• [Task goal]: Go over the listing below line by line, and return each one holding the string "Ctrl".

[Exercise data — start]

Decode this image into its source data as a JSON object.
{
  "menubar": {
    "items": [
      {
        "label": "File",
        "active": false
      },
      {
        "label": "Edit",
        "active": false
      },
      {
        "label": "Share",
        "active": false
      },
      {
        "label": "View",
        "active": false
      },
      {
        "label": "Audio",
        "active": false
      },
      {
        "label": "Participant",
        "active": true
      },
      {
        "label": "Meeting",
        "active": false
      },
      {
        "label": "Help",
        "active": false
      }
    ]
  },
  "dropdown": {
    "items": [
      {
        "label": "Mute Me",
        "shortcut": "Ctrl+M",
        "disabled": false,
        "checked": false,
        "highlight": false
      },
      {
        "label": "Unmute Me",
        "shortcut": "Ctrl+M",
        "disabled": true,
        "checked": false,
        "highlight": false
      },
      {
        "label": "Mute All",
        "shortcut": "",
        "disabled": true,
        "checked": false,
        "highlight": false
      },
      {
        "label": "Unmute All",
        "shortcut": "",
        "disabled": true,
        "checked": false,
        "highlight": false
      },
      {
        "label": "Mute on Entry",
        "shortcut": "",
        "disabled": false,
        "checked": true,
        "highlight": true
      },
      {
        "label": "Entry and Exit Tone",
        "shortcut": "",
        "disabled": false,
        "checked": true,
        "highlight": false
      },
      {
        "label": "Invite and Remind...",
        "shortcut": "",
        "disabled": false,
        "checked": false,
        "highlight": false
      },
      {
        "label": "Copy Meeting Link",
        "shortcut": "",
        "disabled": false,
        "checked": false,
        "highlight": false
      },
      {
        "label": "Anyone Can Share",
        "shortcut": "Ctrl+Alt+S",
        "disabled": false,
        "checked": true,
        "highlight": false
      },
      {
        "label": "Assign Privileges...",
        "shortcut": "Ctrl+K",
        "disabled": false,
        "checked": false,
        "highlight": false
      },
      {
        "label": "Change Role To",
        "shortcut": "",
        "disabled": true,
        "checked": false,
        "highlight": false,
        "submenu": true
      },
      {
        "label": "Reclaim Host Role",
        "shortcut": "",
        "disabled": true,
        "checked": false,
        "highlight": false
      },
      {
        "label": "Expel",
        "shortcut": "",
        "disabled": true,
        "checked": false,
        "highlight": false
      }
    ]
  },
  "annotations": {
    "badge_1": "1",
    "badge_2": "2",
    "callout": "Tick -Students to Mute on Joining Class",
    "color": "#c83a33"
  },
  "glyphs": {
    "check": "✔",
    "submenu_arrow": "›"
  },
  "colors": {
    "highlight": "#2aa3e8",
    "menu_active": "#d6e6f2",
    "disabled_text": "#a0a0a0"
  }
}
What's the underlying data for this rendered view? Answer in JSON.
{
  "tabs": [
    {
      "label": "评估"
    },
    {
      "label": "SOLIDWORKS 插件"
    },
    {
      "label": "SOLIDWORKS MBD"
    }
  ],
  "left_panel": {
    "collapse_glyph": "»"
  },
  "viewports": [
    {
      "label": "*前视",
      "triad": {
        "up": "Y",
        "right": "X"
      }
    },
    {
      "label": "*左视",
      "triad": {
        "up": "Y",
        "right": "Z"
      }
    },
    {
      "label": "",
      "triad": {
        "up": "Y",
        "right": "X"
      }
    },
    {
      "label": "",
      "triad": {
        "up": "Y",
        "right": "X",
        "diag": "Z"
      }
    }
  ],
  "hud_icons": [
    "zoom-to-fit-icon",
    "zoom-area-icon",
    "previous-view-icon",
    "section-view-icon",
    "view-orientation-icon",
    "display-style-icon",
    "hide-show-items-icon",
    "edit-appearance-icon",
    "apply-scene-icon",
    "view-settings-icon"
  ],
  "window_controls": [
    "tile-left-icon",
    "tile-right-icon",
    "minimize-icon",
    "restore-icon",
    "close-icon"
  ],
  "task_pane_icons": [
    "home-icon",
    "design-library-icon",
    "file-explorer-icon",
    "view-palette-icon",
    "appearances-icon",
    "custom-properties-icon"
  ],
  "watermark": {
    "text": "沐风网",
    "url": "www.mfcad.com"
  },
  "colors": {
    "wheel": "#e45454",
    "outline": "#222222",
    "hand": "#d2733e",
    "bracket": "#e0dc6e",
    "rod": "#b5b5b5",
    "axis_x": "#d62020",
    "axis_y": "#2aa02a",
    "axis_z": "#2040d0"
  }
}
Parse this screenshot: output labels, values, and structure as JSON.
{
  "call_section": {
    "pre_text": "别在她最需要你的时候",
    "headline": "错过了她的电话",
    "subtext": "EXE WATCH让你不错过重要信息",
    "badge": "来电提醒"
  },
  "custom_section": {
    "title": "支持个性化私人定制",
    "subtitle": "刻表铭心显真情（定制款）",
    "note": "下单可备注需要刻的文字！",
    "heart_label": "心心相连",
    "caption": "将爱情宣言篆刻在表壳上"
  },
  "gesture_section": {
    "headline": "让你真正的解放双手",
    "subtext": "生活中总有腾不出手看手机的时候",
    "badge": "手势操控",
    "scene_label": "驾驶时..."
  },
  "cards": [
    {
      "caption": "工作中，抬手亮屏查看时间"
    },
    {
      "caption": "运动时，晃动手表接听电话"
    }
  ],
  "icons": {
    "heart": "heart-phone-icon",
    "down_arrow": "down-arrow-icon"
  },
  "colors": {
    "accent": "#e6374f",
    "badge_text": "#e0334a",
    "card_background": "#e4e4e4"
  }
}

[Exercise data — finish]

• [Output of the exercise]:
        "shortcut": "Ctrl+M",
        "shortcut": "Ctrl+M",
        "shortcut": "Ctrl+Alt+S",
        "shortcut": "Ctrl+K",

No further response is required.